Would you write out the whole listing below exactly as given?

☆ ☆ ☆ ☆ ☆

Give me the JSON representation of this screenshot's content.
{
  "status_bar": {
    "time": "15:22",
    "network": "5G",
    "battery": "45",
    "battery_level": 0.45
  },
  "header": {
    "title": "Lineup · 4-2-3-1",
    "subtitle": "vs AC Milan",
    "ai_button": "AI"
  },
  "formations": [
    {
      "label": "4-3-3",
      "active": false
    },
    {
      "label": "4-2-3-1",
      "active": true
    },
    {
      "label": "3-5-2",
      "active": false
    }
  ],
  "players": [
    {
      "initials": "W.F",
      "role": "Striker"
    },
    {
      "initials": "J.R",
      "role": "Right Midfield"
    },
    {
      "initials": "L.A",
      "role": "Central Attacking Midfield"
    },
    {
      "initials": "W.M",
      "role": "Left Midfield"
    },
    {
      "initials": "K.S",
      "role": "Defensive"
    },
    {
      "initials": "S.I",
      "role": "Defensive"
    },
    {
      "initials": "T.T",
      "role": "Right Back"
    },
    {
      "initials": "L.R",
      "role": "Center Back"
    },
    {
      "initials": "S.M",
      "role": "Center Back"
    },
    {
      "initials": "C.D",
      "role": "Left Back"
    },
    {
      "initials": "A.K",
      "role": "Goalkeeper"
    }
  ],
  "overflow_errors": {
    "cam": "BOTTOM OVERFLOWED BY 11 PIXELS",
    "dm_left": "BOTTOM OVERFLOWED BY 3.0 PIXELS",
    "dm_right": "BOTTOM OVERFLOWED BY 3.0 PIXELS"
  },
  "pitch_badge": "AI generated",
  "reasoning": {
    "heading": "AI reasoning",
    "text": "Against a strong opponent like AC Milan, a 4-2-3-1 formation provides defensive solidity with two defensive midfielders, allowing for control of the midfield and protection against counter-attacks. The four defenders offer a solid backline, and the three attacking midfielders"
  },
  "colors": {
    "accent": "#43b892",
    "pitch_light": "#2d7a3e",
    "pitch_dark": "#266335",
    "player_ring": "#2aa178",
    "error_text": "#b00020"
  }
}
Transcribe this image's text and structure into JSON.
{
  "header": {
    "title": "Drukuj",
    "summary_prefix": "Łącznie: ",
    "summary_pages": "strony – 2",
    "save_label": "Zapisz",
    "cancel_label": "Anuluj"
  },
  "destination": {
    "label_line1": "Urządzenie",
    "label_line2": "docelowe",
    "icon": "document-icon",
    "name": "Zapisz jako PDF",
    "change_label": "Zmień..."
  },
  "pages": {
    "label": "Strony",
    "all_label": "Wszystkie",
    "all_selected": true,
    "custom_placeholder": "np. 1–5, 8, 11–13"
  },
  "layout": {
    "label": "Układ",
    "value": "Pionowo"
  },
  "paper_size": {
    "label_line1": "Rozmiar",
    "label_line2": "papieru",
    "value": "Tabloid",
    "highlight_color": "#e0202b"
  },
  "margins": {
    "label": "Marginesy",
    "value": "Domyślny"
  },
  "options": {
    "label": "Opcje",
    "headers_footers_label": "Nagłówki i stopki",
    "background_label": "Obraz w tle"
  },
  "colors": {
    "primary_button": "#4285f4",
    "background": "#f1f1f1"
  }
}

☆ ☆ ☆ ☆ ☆

_RESPONSE TO THIS EXERCISE:_
Give me the JSON representation of this screenshot's content.
{
  "status_bar": {
    "time": "15:22",
    "network": "5G",
    "battery": "45",
    "battery_level": 0.45
  },
  "header": {
    "title": "Lineup · 4-2-3-1",
    "subtitle": "vs AC Milan",
    "ai_button": "AI"
  },
  "formations": [
    {
      "label": "4-3-3",
      "active": false
    },
    {
      "label": "4-2-3-1",
      "active": true
    },
    {
      "label": "3-5-2",
      "active": false
    }
  ],
  "players": [
    {
      "initials": "W.F",
      "role": "Striker"
    },
    {
      "initials": "J.R",
      "role": "Right Midfield"
    },
    {
      "initials": "L.A",
      "role": "Central Attacking Midfield"
    },
    {
      "initials": "W.M",
      "role": "Left Midfield"
    },
    {
      "initials": "K.S",
      "role": "Defensive"
    },
    {
      "initials": "S.I",
      "role": "Defensive"
    },
    {
      "initials": "T.T",
      "role": "Right Back"
    },
    {
      "initials": "L.R",
      "role": "Center Back"
    },
    {
      "initials": "S.M",
      "role": "Center Back"
    },
    {
      "initials": "C.D",
      "role": "Left Back"
    },
    {
      "initials": "A.K",
      "role": "Goalkeeper"
    }
  ],
  "overflow_errors": {
    "cam": "BOTTOM OVERFLOWED BY 11 PIXELS",
    "dm_left": "BOTTOM OVERFLOWED BY 3.0 PIXELS",
    "dm_right": "BOTTOM OVERFLOWED BY 3.0 PIXELS"
  },
  "pitch_badge": "AI generated",
  "reasoning": {
    "heading": "AI reasoning",
    "text": "Against a strong opponent like AC Milan, a 4-2-3-1 formation provides defensive solidity with two defensive midfielders, allowing for control of the midfield and protection against counter-attacks. The four defenders offer a solid backline, and the three attacking midfielders"
  },
  "colors": {
    "accent": "#43b892",
    "pitch_light": "#2d7a3e",
    "pitch_dark": "#266335",
    "player_ring": "#2aa178",
    "error_text": "#b00020"
  }
}
Transcribe this image's text and structure into JSON.
{
  "header": {
    "title": "Drukuj",
    "summary_prefix": "Łącznie: ",
    "summary_pages": "strony – 2",
    "save_label": "Zapisz",
    "cancel_label": "Anuluj"
  },
  "destination": {
    "label_line1": "Urządzenie",
    "label_line2": "docelowe",
    "icon": "document-icon",
    "name": "Zapisz jako PDF",
    "change_label": "Zmień..."
  },
  "pages": {
    "label": "Strony",
    "all_label": "Wszystkie",
    "all_selected": true,
    "custom_placeholder": "np. 1–5, 8, 11–13"
  },
  "layout": {
    "label": "Układ",
    "value": "Pionowo"
  },
  "paper_size": {
    "label_line1": "Rozmiar",
    "label_line2": "papieru",
    "value": "Tabloid",
    "highlight_color": "#e0202b"
  },
  "margins": {
    "label": "Marginesy",
    "value": "Domyślny"
  },
  "options": {
    "label": "Opcje",
    "headers_footers_label": "Nagłówki i stopki",
    "background_label": "Obraz w tle"
  },
  "colors": {
    "primary_button": "#4285f4",
    "background": "#f1f1f1"
  }
}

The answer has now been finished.